Journal of Scottish Philosophy 18 (2):175-191 (2020)

Book IV of Adam Smith's Wealth of Nations concerns two rival economic theories, Mercantilism and Physiocracy. The latter, François Quesnay's system, occupies only the ninth and final chapter, and it begins with a stunning dismissal. Yet, fifteen pages later, Smith praises this theory to the skies. That cries out for explanation. Like Mercantilism, Smith's system emphasizes commerce, whereas Quesnay's is confined to agriculture. But like Physiocracy, Smith's system is built on individual liberty, whereas Mercantilism is one of government control. Despite his initial put-down, Smith is naturally inclined more toward Quesnay's philosophy. And the main thesis of my paper is to suggest one reason for this that has not previously been brought to light, and that can explain Smith's extravagant praise for it. Quesnay employs a Newtonian scientific method different from the one emphasized in Smith's early ‘Astronomy’ treatise, a method Smith first prominently introduced a decade after his meetings with Quesnay, in Wealth of Nations and Smith's eulogy for Hume, and in the sixth edition of his Theory of Moral Sentiments.
Keywords No keywords specified (fix it)
Categories (categorize this paper)
DOI 10.3366/jsp.2020.0266
Edit this record
Mark as duplicate
Export citation
Find it on Scholar
Request removal from index
Revision history

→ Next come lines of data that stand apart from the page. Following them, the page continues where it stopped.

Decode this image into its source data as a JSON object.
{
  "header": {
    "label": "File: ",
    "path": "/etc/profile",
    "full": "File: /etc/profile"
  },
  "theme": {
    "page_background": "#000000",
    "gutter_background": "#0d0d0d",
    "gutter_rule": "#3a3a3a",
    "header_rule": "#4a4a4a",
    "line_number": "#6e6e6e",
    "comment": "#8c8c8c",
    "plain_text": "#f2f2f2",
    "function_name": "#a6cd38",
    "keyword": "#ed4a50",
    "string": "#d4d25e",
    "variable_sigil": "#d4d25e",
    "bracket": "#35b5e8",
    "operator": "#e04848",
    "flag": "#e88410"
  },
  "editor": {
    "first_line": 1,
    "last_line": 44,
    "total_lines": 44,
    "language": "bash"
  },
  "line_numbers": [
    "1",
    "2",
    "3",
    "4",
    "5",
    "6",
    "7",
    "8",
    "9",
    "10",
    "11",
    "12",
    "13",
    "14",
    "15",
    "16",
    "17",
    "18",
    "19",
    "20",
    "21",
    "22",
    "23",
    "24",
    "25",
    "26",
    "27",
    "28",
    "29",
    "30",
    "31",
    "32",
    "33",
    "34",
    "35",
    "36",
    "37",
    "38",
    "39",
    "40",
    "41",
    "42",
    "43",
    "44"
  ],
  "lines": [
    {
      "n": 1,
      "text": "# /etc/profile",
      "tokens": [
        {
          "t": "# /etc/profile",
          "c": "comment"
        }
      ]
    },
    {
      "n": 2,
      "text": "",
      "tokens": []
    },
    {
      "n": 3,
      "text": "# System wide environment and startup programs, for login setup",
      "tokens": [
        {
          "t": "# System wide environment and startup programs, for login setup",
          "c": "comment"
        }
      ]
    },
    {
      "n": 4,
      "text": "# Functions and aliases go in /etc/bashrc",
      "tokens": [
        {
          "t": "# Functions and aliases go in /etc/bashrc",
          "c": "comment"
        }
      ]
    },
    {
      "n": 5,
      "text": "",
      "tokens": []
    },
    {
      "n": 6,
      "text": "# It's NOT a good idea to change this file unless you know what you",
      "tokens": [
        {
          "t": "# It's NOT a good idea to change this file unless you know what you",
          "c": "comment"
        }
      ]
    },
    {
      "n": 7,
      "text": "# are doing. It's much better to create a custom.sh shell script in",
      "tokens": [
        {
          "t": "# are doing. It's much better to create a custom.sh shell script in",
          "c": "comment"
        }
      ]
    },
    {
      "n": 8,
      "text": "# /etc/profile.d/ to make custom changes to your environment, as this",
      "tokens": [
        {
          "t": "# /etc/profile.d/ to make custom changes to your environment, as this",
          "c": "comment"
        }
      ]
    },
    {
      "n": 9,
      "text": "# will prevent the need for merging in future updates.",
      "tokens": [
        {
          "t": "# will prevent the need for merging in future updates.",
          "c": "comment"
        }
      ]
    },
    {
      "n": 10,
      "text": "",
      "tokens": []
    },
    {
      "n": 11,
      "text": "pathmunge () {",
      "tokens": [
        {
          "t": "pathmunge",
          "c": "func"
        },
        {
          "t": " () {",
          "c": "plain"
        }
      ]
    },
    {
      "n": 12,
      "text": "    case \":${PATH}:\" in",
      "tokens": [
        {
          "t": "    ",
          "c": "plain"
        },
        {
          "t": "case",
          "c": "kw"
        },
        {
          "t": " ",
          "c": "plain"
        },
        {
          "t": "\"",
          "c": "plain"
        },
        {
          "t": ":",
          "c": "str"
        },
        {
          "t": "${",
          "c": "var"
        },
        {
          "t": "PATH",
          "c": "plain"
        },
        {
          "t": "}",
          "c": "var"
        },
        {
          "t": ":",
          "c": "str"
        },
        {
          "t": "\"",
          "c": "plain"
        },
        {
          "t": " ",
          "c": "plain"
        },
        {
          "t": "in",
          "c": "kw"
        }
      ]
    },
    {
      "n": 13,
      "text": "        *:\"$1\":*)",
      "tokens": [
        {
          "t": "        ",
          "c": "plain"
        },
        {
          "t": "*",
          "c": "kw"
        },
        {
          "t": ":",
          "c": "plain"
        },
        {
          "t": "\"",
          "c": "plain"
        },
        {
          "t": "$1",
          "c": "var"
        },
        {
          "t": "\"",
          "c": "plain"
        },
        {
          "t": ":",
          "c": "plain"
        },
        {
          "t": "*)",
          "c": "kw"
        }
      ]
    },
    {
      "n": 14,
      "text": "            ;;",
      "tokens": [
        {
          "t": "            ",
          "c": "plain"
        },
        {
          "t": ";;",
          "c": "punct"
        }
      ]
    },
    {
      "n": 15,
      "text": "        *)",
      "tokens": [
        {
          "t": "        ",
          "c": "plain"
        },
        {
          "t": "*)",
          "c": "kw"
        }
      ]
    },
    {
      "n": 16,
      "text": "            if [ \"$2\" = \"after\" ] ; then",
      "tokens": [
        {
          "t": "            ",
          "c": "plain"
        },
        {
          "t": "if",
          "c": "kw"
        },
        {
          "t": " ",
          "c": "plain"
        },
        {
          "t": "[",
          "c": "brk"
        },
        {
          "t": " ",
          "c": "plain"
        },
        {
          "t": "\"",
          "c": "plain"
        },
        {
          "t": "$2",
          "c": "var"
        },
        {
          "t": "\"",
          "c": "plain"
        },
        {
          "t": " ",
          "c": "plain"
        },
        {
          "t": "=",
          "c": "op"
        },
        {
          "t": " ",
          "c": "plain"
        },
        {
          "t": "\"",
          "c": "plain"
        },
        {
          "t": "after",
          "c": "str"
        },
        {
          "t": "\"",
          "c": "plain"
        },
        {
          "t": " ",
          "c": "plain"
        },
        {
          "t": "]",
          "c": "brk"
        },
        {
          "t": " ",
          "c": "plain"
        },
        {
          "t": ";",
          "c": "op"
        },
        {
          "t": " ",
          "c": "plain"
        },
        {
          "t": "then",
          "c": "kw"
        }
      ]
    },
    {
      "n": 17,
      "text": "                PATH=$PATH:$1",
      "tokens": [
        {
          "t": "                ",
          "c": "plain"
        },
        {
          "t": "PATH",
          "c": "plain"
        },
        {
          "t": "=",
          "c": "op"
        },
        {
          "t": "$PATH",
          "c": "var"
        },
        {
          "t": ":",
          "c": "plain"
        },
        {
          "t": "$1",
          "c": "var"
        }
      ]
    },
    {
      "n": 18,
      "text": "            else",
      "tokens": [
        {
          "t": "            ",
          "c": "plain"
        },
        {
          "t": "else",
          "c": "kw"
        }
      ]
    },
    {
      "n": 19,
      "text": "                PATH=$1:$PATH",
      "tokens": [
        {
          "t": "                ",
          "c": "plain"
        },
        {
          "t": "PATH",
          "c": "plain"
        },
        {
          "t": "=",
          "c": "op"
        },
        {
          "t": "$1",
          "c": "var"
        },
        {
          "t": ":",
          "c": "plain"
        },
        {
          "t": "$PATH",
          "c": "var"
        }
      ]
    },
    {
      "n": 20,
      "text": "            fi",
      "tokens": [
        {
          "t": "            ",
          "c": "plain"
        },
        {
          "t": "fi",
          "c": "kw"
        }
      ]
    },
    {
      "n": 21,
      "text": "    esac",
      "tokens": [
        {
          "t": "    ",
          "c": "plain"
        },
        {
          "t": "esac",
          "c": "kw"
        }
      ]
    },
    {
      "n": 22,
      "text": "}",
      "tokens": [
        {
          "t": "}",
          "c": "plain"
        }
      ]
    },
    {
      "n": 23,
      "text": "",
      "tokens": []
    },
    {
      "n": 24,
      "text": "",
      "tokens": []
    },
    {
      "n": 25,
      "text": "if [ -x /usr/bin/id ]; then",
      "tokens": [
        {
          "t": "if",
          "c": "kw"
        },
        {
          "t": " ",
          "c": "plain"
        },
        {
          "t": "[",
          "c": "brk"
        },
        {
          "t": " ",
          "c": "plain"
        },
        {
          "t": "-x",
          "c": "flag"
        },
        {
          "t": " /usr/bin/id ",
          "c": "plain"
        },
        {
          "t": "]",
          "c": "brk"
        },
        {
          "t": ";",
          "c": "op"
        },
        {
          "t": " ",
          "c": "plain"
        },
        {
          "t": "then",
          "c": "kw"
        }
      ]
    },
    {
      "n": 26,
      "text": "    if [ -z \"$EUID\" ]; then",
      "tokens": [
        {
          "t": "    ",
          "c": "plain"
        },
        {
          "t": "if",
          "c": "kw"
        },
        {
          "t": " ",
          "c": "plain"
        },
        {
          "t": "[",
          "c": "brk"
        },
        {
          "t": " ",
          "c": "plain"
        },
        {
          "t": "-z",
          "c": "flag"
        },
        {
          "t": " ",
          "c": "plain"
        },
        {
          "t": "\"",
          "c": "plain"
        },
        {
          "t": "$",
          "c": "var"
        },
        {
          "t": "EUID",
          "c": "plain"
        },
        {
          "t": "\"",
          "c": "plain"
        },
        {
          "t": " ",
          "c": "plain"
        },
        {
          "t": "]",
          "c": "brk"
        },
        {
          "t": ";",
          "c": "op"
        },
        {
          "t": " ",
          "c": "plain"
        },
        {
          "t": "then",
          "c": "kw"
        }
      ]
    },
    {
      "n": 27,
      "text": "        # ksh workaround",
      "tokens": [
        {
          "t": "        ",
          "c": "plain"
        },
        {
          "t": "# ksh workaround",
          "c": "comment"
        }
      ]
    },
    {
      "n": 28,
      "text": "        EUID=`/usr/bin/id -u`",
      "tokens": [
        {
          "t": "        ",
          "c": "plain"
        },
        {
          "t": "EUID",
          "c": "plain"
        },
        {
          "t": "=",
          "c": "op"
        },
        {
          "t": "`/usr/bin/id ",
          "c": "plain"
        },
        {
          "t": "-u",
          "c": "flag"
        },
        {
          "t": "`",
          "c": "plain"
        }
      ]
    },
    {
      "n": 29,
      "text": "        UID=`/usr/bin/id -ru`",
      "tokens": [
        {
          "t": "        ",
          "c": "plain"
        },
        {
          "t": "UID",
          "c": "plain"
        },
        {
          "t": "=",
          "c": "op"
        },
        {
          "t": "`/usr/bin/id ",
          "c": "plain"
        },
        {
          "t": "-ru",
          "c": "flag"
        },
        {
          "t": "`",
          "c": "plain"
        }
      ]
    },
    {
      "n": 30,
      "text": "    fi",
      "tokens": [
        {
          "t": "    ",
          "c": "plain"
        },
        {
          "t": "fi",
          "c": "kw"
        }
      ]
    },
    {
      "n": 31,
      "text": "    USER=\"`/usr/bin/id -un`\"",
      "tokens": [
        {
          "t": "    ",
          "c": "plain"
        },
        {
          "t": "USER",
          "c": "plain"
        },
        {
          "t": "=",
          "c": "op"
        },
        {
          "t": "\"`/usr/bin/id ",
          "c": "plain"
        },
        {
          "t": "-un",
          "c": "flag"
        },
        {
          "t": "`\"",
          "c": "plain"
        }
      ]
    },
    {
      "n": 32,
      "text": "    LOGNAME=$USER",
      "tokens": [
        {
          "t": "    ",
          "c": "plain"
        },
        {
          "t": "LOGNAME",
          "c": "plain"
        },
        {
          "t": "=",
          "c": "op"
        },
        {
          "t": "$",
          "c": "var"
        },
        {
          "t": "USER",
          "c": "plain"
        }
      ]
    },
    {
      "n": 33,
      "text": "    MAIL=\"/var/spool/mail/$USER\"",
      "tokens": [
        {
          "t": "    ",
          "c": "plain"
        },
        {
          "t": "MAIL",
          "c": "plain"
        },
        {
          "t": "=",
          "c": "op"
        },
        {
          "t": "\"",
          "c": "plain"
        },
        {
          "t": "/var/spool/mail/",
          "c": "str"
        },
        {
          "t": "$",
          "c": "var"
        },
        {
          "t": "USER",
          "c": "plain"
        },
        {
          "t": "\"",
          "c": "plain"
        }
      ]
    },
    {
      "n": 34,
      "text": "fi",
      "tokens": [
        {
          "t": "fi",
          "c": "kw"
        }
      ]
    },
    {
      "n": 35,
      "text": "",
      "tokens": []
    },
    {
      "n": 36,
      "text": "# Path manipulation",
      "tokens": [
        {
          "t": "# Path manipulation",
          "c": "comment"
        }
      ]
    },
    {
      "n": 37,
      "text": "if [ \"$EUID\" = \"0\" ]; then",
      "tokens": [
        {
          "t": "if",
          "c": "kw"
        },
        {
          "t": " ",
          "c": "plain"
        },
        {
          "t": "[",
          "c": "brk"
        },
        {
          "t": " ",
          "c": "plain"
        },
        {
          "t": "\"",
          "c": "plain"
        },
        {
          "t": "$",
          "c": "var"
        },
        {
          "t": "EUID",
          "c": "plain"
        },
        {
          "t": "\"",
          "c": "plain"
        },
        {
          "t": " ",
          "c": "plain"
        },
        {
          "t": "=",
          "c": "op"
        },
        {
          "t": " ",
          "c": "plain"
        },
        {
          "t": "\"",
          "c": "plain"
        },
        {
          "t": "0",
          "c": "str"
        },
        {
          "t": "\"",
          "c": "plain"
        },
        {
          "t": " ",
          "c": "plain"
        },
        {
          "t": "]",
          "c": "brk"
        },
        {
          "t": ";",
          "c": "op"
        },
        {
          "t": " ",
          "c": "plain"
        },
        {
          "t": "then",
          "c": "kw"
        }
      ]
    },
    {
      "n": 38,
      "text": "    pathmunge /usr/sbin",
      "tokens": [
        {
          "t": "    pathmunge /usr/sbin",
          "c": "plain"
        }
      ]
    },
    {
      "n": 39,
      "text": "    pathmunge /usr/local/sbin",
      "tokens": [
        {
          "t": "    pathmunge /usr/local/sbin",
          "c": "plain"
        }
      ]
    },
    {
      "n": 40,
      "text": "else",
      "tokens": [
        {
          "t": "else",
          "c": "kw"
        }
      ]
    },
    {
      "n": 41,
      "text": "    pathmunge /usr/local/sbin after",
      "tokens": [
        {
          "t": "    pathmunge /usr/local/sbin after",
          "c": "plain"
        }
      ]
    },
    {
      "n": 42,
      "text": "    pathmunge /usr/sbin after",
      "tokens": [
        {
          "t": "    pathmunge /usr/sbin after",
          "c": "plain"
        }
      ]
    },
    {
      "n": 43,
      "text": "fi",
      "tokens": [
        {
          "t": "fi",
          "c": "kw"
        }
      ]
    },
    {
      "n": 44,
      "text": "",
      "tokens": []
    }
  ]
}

Download options

PhilArchive copy

Upload a copy of this paper     Check publisher's policy     Papers currently archived: 65,587
External links

Setup an account with your affiliations in order to access resources via your University's proxy server
Configure custom proxy (use this if your affiliation does not provide a proxy)
Through your library

References found in this work BETA

Ethical Absolutism and the Ideal Observer.Roderick Firth - 1951 - Philosophy and Phenomenological Research 12 (3):317-345.
Galileo and the Problem of Accidents.Noretta Koertge - 1977 - Journal of the History of Ideas 38 (3):389.
Newton and Leibniz.Ernst Cassirer - 1943 - Philosophical Review 52 (4):366-391.
SOME PRINCIPLES OF ADAM SMITH's NEWTONIAN METHODS IN THE WEALTH OF NATIONS.Eric Schliesser - 2005 - Research in the History of Economic Thought and Methodology 23 (1):33-74.

View all 8 references / Add more references

Citations of this work BETA

No citations found.

Add more citations

Similar books and articles

Adam Smith e il concetto di ricchezza.Sergio Volodia Marcello Cremaschi - 1986 - In Francesco Fagiani & Gabriella Valera (eds.), Categorie del reale e storiografia. Milano, Italy: Franco Angeli. pp. 289-299.
On Adam Smith's Wealth of Nations : A Philosophical Companion (Review).David R. Raynor - 2005 - Journal of the History of Philosophy 43 (3):365-366.
Hume's Abstract of Adam Smith's Theory of Moral Sentiments.David R. Raynor - 1984 - Journal of the History of Philosophy 22 (1):51-79.
Adam Smith: A Bioorapher's Reflections.Nicholas Phillipson - 2013 - In Christopher J. Berry, Maria Pia Paganelli & Craig Smith (eds.), The Oxford Handbook of Adam Smith. Oxford University Press. pp. 23.
Una politica della verità. Despotisme e gouvernementalité in François Quesnay.Pietro Sebastianelli - 2018 - Scienza and Politica. Per Una Storia Delle Dottrine 30 (59).
Adam Smith and Self-Interest.Eugene Heath - 2013 - In Christopher J. Berry, Maria Pia Paganelli & Craig Smith (eds.), The Oxford Handbook of Adam Smith. Oxford University Press. pp. 241.
The Life of Adam Smith.Ian Simpson Ross - 1995 - Oxford University Press UK.


Added to PP index

Total views
5 ( #1,182,703 of 2,461,980 )

Recent downloads (6 months)
2 ( #298,909 of 2,461,980 )

How can I increase my downloads?


My notes